There are different initiatives to make sure we increase exports, like regional integration to increase market for exports and also made in Rwanda campaign to increase level of exports in the country.

Participant 3 :
Are the efforts for poverty aimed at poverty reduction or poverty eradication ?
I would answer this question by saying that squarely the commitment that we agreed on globally was to eradicate poverty in all its forms.

Representative of OXFAM :
I would like to thank EPRN Rwanda for this arrangement and I would recommend that this composition of strategic partnership get down to implementing these changes for the policy recommendations that have been mentioned here.

Representative of UNDP
I think it is extremely exciting to be here today, to here all these divergent views. UNDP in partnership with MINECOFIN, NISR, is planning to make paper on inequality. This is to build upon our work at a globally level and that is because we at UNDP are taking inequality very seriously. The fact that inequality varies from country to country, we would want to dig deeper and get a better understanding of inequality. We are going to use data from EICV5 and NISR, dig deeper, to understand who are the most affected, where they live.

3. Key Recommendations

I. The GoR should put much efforts in development activities for rural areas (poverty is lower in urban than rural areas, and in Kigali City compared to the other provinces. There was a statistically significant reduction in the headcount poverty rate in Kigali City, but not elsewhere).

II. Rwanda to encourage modernized agriculture through farmers’ cooperatives to fight against effects of climate changes (in EICV 5, a quarter of households reported a farm shock mainly drought). Furthermore,

III. Enhance productivity in agriculture as an important factor in labour reallocation to other sectors

IV. The EICV5 data (2016/17) show that 38.2% of people were poor. This is below the poverty rate of 39.1% observed in 2013/14, but the reduction is not statistically significant. Therefore measures for poverty reductions need to be enhanced in all sectors

V. Continuously discourage discriminatory social norms and enhance social protection initiatives

VI. Promote inclusive growth anchored on macroeconomic policies

VII. Accompany demographic transition with complementary polices-social protection, inclusive urbanization and industrialization policies etc.
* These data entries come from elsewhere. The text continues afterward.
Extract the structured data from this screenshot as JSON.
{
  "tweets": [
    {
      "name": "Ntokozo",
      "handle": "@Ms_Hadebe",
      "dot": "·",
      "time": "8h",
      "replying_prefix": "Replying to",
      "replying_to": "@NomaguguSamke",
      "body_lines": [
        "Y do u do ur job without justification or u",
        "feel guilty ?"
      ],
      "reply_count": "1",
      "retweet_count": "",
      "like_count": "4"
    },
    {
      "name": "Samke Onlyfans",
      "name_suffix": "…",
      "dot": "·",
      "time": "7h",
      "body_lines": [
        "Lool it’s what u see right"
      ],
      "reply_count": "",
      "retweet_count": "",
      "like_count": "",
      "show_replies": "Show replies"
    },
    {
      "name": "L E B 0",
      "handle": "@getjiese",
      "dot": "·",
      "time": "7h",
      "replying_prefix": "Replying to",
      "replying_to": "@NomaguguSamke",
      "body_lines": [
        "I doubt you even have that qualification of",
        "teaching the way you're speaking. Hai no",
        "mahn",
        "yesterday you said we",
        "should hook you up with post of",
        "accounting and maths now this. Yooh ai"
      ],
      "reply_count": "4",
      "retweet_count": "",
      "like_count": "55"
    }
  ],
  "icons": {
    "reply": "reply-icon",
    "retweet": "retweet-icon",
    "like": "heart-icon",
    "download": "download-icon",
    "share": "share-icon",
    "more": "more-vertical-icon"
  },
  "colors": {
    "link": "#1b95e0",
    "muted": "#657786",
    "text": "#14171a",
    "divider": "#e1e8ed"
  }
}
VIII. Invest heavily in human development

IX. Adopt sound governance and macroeconomic environment – e.g., Progressive taxation and fiscal citizenship

X. The “tree of equity” here below contains some detailed recommendations :

4. Closing Remarks by MINALOC Representative

The guest of honor who was representing the PS-MINALOC, Mr Gatsinzi Justin gave closing remarks. He started by thanking UNDP and EPRN for organizing this policy dialogue, the country would treasure this as it helps revisit our policy and strategize. “We have also reflected the path we have desired to take and the global contributions and commitments ahead of us to continue to deepen our understanding that welfare and equity are for all, human and justice obligations. Eradicating poverty and inequality requires collaboration of civil society organizations with government and institutions” he pointed out. He congratulated all participants for their contribution and recommended EPRN to share the key recommendations with concerned stakeholders for action.


Rwanda Poverty Panel Report - by KAMANA Roger, Data Analyst, NISR

Doc 1